The Co. Council along with Inland Fisheries Ireland, the National Parks and Wildlife Service, Local Authority Waters and Communities Office, other agencies, stakeholders and volunteers have been working together to identify river users and to distribute information to them about the "biosecurity precautions" they must take to stop the spread of the plague further upstream.

The precautions include observing the ‘Check, Clean and Dry’ protocol once they leave the river and before using it again. This means that all wet gear,namely boats, clothing and equipment should be checked for any silt or mud, plant material or animals before being cleaned and finally dried.

Disinfectant or hot water (over 40 degrees Celsius) should be used to clean all equipment and this should be followed by a 24 hour drying period.

The drying period is especially important in ensuring that all equipment is clear of infectious organism, including the removal of any water inside the boat.

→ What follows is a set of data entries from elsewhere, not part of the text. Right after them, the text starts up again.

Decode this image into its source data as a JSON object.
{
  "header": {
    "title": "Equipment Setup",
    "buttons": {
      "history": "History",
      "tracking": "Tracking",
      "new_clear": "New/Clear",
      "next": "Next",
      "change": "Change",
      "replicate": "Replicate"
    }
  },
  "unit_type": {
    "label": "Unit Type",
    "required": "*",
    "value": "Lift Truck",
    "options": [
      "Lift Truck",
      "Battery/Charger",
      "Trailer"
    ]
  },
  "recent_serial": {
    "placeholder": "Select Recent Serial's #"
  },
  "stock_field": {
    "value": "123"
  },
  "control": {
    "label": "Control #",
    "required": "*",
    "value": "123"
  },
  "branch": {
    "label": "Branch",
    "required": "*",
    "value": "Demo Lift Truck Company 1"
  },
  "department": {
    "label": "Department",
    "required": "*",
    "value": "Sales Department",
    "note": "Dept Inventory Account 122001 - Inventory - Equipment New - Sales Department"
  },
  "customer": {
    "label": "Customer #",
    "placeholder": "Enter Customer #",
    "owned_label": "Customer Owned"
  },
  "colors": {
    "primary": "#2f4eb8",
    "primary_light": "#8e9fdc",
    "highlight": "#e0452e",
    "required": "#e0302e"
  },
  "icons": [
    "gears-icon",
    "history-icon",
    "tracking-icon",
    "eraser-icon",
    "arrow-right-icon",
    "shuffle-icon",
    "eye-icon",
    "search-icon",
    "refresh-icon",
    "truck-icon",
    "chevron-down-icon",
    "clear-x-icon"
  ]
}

The Crayfish Plague organism can be carried on wet equipment to new sites and containment of the outbreak is essential to prevent spread to other unaffected populations in Ireland.

More than 100 signs have been erected along the River Suir and its main tributaries advising river users of these biosecurity measures.

Ms Hennessy said the national agencies are meeting in Clonmel this week to further plan the response to the Crayfish Plague outbreak and develop a longer term strategy in partnership with the relevant bodies.

Dr. Fran Igoe of the Local Authority Waters and Communities Office, appealed to river users to avoid moving from the River Suir below Clonmel to upstream of Clonmel.

"It is possible if the infection is limited to the lower river that it may disappear over the coming weeks once it reaches barriers such as weirs which sick crayfish have difficulty getting over."

He said the River Suir has a significant Crayfish population, which is internationally important on account of the large size of the catchment (3,500km2) and its relatively clean water.

"For this reason Crayfish were listed as a species of conservation importance when the river was designated as a Special Area of Conservation under the EU Habitats Directive. When we surveyed otters last September in Ardfinnan, we found that they were feeding exclusively on Crayfish.

"We know that they are also an important food source and also provide important ecosystem services to the river by cleaning up detritus. Contrary to a popular belief Crayfish are not a threat to fish and both salmon and trout feed on them, especially the juveniles," Dr Igoe added.

Reports of dead and dying crayfish on the River Suir upstream of Carrick-on-Suir were first brought to the attention of Inland Fisheries Ireland by anglers on Friday, May 5 and an investigation was begun.

Pollution was quickly ruled out as the cause of their deaths as water samples taken by Tipperary Co Council found that other invertebrates in the river were not affected.